Some thoughts on the ‘Du now that we’ve been back for a month now:
1. We are officially the “old hands” here now. We are the people whose good friends have already up and moved on and we are now starting over with new friends among the new people-the new people who we will ultimately leave behind the way our old friends had to leave us. I’m sensing a cycle here.
2. Chengdu changes so fast, there is always something new to explore. I’m gone 3 months and I come back to a falafel stand, a new Japanese grocery store, organic rice available at Metro (albeit full of bugs) and countless other developments. The Hong Kong development that was half empty when I left is now THE night-out hot spot. What will this place be like by the time we leave?
3. My Xiang La Bing vendor still recognizes me even sans preggo belly. I will miss him and his wares dearly when we leave.
4. I still don’t love Chengdu, I don’t love China, but I’ve become familiar with this part of the country in a way that borders on affection. In the same way you can’t pick your family, you can’t pick your post. But its possible to learn to love or at least embrace both.
5. The “Victorian Brothel” style of “luxury decor” here does not seem quite as hideous to me as it once did. That or the aesthetic is gradually becoming less gaudy. I sincerely hope its the latter.
6. I now think of Chengdu as a really pretty great post, minus the pollution and food safety issues. Were it not for those two things, I could stay here much longer I think.
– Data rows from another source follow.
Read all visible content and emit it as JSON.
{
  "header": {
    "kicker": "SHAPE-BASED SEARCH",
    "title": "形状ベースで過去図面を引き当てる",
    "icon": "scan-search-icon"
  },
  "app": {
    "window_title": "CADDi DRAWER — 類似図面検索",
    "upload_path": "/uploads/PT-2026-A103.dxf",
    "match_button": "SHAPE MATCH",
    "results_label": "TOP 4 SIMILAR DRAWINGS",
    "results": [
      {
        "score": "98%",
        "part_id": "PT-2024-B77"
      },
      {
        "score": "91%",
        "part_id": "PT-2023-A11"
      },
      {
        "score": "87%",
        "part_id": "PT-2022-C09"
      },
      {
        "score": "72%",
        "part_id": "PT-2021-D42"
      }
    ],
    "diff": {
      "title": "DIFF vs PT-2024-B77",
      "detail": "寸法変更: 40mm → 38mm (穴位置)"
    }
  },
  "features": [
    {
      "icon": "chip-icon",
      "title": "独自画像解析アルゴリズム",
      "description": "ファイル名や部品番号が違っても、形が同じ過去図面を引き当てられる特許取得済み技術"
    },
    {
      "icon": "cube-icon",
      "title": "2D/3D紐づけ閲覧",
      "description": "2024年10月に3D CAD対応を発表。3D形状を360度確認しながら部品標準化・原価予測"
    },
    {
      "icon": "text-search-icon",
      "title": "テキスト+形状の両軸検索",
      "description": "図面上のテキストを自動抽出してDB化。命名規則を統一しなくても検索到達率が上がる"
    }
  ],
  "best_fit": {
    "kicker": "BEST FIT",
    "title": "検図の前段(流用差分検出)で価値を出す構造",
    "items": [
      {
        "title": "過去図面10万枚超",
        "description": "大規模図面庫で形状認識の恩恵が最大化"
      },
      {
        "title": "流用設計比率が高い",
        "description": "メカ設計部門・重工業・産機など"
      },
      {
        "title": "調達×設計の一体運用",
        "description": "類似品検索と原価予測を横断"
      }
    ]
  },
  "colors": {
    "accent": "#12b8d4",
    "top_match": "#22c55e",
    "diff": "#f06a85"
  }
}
Otherwise the traffic isn’t bad, markets and grocery stores are conveniently close by, the people are very nice, its cheap to live here, etc. Sure we miss a good restaurant scene and more interesting things to do on the weekend but having a baby now, we don’t miss those things quite as much these days. Or rather, we do, but we wouldn’t be going out doing them even if they were here 🙂
7. Having a baby makes me view China and the Chinese people differently. On one hand, see point #6. On the other hand, I’ve never had so many pleasant and wonderful interactions with people on the street as I have since we brought Will back. I was terrified of Sichuanese grandmothers scolding me for my child-care, but I’m finding its actually usually fellow parents that come up and make conversation. It’s nice.
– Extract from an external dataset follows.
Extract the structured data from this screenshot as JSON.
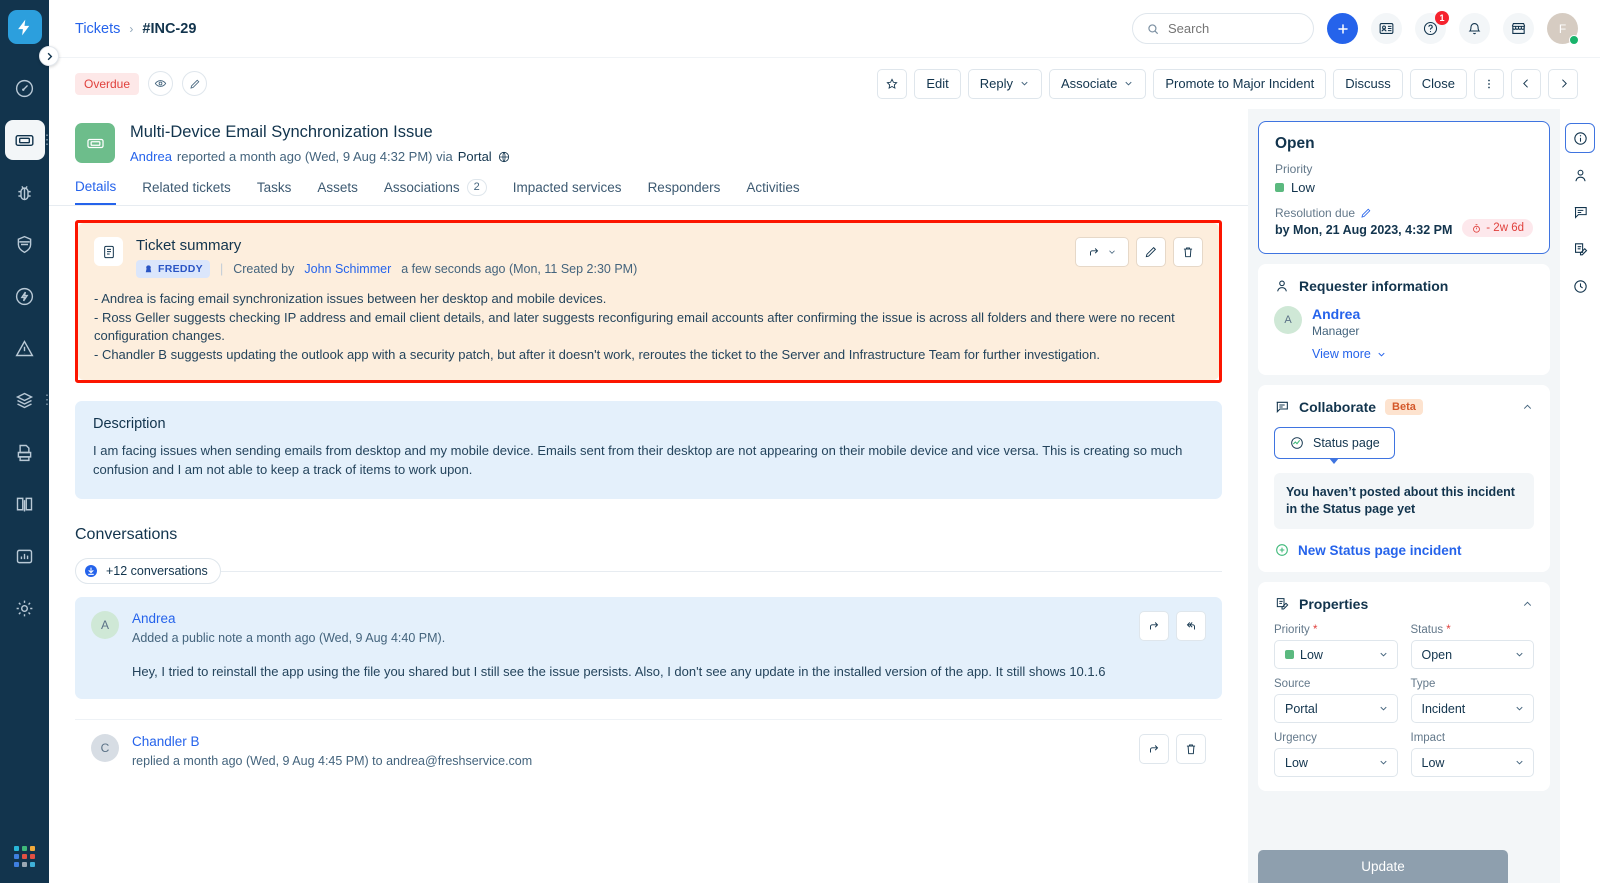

8. My Chinese is getting better again now that I’m home all day without the opportunity to speak as much English.
9. Not related: but our new ayi is fantastic. Seriously. She cleans even better than I do (hard to do), she’s smart, she’s thoughtful and she’s just really nice to be around.Whoever hires her when we leave is a lucky, lucky family.
10. I had a profound #10 but the baby just woke up and I gotta get moving! Next time!